China will soon overtake America as the world’s biggest car market, and could have 600 million or more cars on its roads in 2050. Despite a lot of talk from China about putting green cars on Chinese roads, hybrids account for only about 0.01 percent of today’s China passenger vehicle sales, according to JD Power & Associates China. That will change if Warren Buffet gets his way.
BYD Co., which is backed by Buffet, is seeking government support for hybrid sales. “We hope the local and central governments will work together to provide subsidies to consumers,” BYD Chairman Wang Chuanfu said at an automotive conference in Tianjin yesterday.
BYD is just one of many players in the growing green car scene in China. SAIC is investing $300 million in developing hybrids and electric vehicles, and plans to unveil its first hybrid by the end of next year, followed by a plug-in hybrid and a pure electric car in 2012. Chery will introduce its first plug-in electric car, the S18, next year. Chongqing Changan Automobile Co., China’s fourth-largest automaker, is building a plant with capacity to make as many as 600,000 low-emission and hybrid vehicles a year.
Harbin Hafei Automobile Industry Group, the Chinese automaker that will build California-based Coda Automotive’s electric sedan, due in 2010, signed a deal with a Chinese advanced automotive R&D consortium to jointly produce electric cars for China’s domestic market.
These plans will take time to materialize. Analysts believe it will take a decade or more for China’s hybrid and electric car market to materialize.
Big in Japan
Meanwhile, Japan’s hybrid market is buzzing. In August, the 2010 Toyota Prius was the most popular passenger vehicle for the fourth month in a row. And Japan’s newly elected party is asking that cars get greener in a hurry. Yukio Hatoyama, who leads the Democratic Party of Japan (DPJ), pledged yesterday to cut Japan’s greenhouse gas emissions by 25 percent by 2020 from 1990 levels. That’s faster than the ousted party’s proposed schedule of cutting emissions 8 percent during the same period.
Japanese automakers said the new goal would be tough. Toyota’s new president, Akio Toyoda, said, “I think it would be hard to meet the DPJ’s midterm target for a cut in greenhouse-gas emissions.” A Toyota executive, who spoke to Reuters on condition of anonymity, said the carmaker will ask the new government to keep tax cuts on purchases of environmental cars in place until the current deadline of March 2012. Subsidies were scheduled to end on March 2010.
“It goes without saying such a target would be difficult to reach,” Honda President Takanobu Ito said at a press conference. He said meeting those targets would require “special projects.” Honda has plans for a number of new small hybrids, but according to Ito, there is not a concrete schedule for a hybrid minivan, despite a Nikkei report that Honda will launch a hybrid version of its small Freed compact minivan—built on a Honda Fit platform—as early as 2011.

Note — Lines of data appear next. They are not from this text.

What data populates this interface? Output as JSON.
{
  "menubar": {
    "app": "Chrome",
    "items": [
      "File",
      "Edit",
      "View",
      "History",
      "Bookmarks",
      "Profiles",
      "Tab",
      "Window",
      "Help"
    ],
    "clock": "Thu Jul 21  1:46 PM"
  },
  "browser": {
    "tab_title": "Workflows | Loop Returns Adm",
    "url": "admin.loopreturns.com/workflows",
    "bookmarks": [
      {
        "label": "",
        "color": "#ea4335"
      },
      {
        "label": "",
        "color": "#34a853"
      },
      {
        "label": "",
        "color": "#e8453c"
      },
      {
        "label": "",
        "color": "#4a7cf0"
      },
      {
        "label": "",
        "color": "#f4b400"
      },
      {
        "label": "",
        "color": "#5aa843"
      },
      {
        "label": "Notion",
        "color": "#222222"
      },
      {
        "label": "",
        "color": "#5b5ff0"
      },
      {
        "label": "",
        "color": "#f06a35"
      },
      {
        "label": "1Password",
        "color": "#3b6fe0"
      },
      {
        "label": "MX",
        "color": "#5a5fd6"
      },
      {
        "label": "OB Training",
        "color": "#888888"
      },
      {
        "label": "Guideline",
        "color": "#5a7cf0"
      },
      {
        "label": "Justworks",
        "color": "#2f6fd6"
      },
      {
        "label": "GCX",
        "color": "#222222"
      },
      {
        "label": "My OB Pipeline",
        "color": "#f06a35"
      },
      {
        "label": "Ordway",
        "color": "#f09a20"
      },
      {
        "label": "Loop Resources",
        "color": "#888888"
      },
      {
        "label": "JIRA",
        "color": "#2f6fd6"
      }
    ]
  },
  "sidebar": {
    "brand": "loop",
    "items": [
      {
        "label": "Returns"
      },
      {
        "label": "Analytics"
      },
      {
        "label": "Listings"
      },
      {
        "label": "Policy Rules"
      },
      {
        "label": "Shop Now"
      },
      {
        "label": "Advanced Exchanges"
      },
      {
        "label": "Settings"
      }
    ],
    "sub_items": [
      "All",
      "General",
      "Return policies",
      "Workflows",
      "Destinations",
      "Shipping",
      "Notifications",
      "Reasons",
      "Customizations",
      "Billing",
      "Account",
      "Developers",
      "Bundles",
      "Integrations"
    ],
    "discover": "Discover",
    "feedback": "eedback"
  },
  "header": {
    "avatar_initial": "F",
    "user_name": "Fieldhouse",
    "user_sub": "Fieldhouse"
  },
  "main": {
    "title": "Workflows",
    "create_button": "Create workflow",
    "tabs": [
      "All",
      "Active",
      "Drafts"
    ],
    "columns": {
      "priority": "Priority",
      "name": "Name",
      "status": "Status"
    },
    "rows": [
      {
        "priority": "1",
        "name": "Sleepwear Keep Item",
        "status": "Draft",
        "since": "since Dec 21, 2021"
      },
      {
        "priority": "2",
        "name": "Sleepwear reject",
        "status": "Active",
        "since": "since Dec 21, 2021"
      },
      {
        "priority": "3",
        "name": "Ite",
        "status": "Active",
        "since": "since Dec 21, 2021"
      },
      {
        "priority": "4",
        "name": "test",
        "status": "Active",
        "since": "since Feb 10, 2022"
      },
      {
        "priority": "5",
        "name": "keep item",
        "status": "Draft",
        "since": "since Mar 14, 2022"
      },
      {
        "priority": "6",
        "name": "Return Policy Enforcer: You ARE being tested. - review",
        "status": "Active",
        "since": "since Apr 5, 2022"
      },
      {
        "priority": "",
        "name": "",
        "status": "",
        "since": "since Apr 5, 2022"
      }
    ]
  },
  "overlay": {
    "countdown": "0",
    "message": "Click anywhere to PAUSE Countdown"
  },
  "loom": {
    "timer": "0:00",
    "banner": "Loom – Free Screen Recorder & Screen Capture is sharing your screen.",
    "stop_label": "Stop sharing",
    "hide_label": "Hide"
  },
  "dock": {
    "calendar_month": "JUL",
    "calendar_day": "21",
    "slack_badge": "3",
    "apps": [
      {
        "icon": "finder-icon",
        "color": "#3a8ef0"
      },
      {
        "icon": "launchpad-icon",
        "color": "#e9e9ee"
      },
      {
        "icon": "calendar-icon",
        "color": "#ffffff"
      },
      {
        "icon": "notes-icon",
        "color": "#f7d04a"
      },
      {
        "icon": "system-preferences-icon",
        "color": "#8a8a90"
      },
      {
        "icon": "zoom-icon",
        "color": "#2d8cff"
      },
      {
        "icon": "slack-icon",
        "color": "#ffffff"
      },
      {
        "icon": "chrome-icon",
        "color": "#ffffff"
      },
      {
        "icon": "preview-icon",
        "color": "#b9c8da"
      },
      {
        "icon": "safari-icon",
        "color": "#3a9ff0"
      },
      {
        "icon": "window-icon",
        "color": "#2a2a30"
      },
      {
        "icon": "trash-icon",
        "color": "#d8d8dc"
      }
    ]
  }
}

DPJ officials mentioned working with nations such as India and China, which have resisted global efforts to reduce emissions levels. The Wall Street Journal reported today that Indian automaker Tata Motors will set up an assembly facility for electric vehicles in the UK, Spain or Norway. The facility to come on line by the end of this year will have the capacity to assemble 5,000 electric cars per year. Tata hopes to bring 2,000 electric cars to Spanish roads by the end of 2010. Analysts believe that more expensive electric cars will be difficult to sell in the Indian car market, which is expected to grow 50-fold by 2050.